= TASK GOAL =
Would you repeat all the lines below, exactly as they stand?

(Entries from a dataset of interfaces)
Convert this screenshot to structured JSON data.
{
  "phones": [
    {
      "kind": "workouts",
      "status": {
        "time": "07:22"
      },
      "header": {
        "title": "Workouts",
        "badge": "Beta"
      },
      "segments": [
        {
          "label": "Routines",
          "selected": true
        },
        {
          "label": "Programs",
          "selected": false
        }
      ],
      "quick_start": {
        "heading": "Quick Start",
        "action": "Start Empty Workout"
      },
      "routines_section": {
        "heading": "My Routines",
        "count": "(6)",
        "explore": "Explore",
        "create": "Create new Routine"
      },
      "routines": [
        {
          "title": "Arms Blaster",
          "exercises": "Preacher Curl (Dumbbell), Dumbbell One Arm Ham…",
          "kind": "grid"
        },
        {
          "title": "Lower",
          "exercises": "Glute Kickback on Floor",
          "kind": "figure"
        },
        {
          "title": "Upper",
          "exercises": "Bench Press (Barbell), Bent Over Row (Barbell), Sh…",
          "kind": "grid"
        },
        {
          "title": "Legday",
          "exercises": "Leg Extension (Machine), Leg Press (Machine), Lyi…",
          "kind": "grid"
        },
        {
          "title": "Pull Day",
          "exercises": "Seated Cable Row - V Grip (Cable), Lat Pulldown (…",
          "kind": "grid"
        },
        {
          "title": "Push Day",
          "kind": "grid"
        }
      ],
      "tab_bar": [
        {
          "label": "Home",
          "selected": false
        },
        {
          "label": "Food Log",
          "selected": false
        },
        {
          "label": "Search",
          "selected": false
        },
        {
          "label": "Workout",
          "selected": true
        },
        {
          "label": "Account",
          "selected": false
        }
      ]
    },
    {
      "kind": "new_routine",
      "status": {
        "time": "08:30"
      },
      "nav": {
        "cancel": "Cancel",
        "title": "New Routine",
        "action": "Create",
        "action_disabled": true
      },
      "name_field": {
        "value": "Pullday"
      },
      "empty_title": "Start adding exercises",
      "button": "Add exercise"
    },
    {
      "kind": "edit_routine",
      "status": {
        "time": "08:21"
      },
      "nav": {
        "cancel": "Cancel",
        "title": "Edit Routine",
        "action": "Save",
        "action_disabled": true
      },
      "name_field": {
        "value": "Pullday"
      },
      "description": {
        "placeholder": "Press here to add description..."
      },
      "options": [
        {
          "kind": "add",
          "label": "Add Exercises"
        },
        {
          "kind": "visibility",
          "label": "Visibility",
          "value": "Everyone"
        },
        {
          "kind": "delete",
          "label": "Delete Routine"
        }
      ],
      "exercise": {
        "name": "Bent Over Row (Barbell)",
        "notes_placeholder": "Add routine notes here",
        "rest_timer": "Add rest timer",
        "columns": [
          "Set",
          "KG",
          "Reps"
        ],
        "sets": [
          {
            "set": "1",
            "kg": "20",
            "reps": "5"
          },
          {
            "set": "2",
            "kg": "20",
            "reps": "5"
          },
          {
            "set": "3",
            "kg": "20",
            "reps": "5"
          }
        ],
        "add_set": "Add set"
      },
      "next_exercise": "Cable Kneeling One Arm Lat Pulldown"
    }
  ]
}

= SOLUTION FOR THIS TASK =
Convert this screenshot to structured JSON data.
{
  "phones": [
    {
      "kind": "workouts",
      "status": {
        "time": "07:22"
      },
      "header": {
        "title": "Workouts",
        "badge": "Beta"
      },
      "segments": [
        {
          "label": "Routines",
          "selected": true
        },
        {
          "label": "Programs",
          "selected": false
        }
      ],
      "quick_start": {
        "heading": "Quick Start",
        "action": "Start Empty Workout"
      },
      "routines_section": {
        "heading": "My Routines",
        "count": "(6)",
        "explore": "Explore",
        "create": "Create new Routine"
      },
      "routines": [
        {
          "title": "Arms Blaster",
          "exercises": "Preacher Curl (Dumbbell), Dumbbell One Arm Ham…",
          "kind": "grid"
        },
        {
          "title": "Lower",
          "exercises": "Glute Kickback on Floor",
          "kind": "figure"
        },
        {
          "title": "Upper",
          "exercises": "Bench Press (Barbell), Bent Over Row (Barbell), Sh…",
          "kind": "grid"
        },
        {
          "title": "Legday",
          "exercises": "Leg Extension (Machine), Leg Press (Machine), Lyi…",
          "kind": "grid"
        },
        {
          "title": "Pull Day",
          "exercises": "Seated Cable Row - V Grip (Cable), Lat Pulldown (…",
          "kind": "grid"
        },
        {
          "title": "Push Day",
          "kind": "grid"
        }
      ],
      "tab_bar": [
        {
          "label": "Home",
          "selected": false
        },
        {
          "label": "Food Log",
          "selected": false
        },
        {
          "label": "Search",
          "selected": false
        },
        {
          "label": "Workout",
          "selected": true
        },
        {
          "label": "Account",
          "selected": false
        }
      ]
    },
    {
      "kind": "new_routine",
      "status": {
        "time": "08:30"
      },
      "nav": {
        "cancel": "Cancel",
        "title": "New Routine",
        "action": "Create",
        "action_disabled": true
      },
      "name_field": {
        "value": "Pullday"
      },
      "empty_title": "Start adding exercises",
      "button": "Add exercise"
    },
    {
      "kind": "edit_routine",
      "status": {
        "time": "08:21"
      },
      "nav": {
        "cancel": "Cancel",
        "title": "Edit Routine",
        "action": "Save",
        "action_disabled": true
      },
      "name_field": {
        "value": "Pullday"
      },
      "description": {
        "placeholder": "Press here to add description..."
      },
      "options": [
        {
          "kind": "add",
          "label": "Add Exercises"
        },
        {
          "kind": "visibility",
          "label": "Visibility",
          "value": "Everyone"
        },
        {
          "kind": "delete",
          "label": "Delete Routine"
        }
      ],
      "exercise": {
        "name": "Bent Over Row (Barbell)",
        "notes_placeholder": "Add routine notes here",
        "rest_timer": "Add rest timer",
        "columns": [
          "Set",
          "KG",
          "Reps"
        ],
        "sets": [
          {
            "set": "1",
            "kg": "20",
            "reps": "5"
          },
          {
            "set": "2",
            "kg": "20",
            "reps": "5"
          },
          {
            "set": "3",
            "kg": "20",
            "reps": "5"
          }
        ],
        "add_set": "Add set"
      },
      "next_exercise": "Cable Kneeling One Arm Lat Pulldown"
    }
  ]
}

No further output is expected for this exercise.